- WHAT THE TASK REQUIRES: Determine the number of lines of the records below that include "Premium". Respond with the number and no other text.
★ ★ ★ ★
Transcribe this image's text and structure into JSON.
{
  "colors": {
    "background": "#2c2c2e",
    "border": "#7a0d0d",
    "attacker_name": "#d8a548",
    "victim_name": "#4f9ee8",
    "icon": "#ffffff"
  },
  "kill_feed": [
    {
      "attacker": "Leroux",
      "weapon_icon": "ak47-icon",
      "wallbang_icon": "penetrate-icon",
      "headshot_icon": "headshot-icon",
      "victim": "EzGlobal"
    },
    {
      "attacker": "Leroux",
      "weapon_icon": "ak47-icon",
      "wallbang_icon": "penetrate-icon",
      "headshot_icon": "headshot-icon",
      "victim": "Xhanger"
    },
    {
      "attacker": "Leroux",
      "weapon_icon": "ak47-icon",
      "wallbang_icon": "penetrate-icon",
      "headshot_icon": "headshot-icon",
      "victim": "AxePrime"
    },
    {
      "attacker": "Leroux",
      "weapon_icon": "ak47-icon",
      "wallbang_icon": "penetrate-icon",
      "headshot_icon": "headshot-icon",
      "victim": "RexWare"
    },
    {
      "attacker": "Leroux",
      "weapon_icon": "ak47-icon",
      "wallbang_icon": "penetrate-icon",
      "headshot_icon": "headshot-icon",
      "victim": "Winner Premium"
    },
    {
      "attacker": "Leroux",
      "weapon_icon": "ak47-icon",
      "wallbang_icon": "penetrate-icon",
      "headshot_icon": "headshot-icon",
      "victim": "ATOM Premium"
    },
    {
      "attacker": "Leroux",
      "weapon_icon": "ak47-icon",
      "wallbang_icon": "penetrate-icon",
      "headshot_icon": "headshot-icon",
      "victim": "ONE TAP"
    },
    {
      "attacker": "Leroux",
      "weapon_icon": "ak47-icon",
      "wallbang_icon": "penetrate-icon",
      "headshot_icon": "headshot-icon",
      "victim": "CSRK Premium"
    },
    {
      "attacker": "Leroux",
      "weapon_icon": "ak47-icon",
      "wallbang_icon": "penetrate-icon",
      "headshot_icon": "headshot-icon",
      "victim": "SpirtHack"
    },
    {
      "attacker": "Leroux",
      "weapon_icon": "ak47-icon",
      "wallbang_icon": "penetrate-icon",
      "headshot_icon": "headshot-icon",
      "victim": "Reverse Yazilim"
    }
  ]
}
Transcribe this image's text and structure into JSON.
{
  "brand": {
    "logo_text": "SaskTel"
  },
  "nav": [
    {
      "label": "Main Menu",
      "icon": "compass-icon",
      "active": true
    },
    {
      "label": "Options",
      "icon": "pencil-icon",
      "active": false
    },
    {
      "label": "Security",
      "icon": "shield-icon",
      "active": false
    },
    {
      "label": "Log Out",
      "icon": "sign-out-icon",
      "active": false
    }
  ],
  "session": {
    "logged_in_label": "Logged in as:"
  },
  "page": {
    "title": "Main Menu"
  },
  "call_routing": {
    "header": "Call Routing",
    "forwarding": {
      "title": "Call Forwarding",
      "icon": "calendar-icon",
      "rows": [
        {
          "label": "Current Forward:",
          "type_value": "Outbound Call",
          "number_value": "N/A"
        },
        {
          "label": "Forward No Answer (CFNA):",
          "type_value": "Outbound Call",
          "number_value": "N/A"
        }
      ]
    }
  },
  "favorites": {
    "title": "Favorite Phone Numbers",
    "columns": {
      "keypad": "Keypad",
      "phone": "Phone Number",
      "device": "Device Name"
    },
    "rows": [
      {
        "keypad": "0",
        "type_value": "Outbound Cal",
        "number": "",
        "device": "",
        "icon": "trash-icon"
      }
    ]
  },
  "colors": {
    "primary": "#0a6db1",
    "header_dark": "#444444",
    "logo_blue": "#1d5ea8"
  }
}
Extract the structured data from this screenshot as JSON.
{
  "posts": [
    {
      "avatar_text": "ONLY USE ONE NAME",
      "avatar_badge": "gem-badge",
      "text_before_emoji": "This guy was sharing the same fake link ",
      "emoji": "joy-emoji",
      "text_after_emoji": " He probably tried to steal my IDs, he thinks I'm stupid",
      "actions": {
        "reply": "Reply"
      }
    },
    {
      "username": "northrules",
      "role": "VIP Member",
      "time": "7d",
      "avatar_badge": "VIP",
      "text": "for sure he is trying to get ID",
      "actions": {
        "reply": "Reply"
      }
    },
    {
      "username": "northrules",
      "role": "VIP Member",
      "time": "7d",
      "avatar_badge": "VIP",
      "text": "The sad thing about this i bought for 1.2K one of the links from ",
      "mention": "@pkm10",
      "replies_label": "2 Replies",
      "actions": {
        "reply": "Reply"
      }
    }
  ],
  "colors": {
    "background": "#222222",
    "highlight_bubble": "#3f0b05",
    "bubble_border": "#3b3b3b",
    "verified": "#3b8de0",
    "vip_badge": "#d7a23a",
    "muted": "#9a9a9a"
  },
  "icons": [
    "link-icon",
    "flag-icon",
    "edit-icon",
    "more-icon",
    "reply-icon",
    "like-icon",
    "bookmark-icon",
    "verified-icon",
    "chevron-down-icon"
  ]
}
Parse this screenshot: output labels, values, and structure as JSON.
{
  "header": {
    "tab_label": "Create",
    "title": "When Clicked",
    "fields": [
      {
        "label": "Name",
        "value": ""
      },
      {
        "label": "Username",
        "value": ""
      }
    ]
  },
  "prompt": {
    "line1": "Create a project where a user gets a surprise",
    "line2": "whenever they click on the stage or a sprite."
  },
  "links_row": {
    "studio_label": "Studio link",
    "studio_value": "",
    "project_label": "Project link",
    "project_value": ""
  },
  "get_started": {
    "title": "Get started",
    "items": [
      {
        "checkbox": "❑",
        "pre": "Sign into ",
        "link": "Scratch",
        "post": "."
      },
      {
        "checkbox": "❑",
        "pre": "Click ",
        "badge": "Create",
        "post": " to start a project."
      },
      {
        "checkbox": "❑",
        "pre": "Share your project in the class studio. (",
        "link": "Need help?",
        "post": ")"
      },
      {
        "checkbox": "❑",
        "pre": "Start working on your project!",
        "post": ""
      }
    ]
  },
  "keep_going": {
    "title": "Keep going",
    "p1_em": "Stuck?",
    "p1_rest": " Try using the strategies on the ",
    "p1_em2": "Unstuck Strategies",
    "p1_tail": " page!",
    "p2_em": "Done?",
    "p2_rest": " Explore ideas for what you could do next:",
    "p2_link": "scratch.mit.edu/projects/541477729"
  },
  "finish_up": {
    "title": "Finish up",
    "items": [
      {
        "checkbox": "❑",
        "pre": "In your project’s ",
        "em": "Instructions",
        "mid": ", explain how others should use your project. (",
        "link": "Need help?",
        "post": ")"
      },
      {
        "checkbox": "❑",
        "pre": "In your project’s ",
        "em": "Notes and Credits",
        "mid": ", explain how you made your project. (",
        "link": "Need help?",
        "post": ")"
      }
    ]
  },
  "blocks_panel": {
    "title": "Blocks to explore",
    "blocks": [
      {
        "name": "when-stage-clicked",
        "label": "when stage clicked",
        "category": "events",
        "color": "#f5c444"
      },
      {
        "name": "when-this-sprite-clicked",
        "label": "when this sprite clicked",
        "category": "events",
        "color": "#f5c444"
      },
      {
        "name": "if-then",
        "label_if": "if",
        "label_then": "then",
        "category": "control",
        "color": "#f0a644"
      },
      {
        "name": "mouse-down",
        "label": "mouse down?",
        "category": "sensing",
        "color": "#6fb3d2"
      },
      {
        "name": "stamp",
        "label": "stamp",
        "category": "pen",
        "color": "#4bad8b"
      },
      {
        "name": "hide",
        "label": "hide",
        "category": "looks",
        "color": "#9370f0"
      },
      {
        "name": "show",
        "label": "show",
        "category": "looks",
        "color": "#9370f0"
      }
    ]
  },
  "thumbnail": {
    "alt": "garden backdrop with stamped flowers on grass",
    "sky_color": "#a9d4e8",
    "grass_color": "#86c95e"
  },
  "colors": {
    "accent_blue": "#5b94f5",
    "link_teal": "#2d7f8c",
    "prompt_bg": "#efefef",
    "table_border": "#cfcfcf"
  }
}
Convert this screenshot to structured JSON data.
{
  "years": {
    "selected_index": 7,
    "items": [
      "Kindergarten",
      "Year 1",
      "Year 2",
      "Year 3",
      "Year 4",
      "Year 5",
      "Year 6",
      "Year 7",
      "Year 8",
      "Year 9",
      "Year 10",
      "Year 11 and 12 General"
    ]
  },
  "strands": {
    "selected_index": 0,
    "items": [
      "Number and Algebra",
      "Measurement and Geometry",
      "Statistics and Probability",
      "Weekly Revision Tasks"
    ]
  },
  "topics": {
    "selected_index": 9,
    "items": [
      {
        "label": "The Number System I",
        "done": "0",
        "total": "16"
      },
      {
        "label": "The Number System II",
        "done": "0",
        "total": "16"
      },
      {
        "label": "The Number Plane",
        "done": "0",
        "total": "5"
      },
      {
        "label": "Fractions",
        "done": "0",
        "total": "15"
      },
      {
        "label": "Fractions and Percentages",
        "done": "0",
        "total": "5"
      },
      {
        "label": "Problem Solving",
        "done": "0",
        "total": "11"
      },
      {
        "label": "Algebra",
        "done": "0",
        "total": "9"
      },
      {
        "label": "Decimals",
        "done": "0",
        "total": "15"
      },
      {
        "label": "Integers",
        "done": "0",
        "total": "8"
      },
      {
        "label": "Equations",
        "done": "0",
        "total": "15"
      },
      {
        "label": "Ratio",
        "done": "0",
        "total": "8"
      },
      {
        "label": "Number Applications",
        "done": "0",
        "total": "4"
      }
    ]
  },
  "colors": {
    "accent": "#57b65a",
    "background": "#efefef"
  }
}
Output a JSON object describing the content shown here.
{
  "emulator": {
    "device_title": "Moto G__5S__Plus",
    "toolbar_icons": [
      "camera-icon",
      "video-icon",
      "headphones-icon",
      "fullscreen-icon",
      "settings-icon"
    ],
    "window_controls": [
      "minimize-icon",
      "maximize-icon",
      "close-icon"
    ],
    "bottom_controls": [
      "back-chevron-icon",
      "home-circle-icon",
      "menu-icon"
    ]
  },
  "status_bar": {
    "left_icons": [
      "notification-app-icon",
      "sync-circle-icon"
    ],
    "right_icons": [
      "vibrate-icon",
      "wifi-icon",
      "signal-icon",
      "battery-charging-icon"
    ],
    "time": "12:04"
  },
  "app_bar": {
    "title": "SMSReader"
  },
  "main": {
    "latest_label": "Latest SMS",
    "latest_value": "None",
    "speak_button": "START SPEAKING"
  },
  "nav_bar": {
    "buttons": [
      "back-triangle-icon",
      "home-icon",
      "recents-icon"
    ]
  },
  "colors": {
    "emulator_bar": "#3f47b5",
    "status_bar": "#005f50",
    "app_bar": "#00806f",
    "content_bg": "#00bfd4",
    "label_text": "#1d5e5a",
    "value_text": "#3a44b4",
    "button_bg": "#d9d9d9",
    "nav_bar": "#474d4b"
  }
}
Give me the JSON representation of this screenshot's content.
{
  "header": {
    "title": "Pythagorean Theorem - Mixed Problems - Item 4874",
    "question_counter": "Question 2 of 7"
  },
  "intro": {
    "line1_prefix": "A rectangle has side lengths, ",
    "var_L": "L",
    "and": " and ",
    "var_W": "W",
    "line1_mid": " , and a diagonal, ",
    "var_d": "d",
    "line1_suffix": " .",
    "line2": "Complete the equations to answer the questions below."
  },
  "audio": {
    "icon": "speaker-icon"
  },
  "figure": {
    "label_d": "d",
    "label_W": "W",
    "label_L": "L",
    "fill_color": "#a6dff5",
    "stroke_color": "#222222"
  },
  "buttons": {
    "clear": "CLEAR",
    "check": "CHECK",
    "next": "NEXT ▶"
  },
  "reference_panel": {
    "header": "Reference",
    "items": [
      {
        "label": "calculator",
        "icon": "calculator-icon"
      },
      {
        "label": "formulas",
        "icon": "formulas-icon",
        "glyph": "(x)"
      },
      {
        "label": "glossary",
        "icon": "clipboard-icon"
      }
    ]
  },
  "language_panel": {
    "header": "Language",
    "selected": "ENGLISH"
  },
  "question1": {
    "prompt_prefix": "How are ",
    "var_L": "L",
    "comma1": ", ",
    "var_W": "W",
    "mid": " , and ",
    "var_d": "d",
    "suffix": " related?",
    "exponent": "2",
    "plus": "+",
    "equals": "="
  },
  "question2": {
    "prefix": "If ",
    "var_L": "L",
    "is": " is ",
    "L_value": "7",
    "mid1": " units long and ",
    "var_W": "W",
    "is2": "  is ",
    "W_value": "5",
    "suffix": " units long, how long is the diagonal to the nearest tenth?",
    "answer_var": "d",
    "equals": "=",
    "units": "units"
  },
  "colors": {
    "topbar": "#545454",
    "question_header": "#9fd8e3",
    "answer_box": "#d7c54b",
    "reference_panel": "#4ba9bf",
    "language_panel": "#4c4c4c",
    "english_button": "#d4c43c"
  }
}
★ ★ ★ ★
- YOUR SOLUTION: 3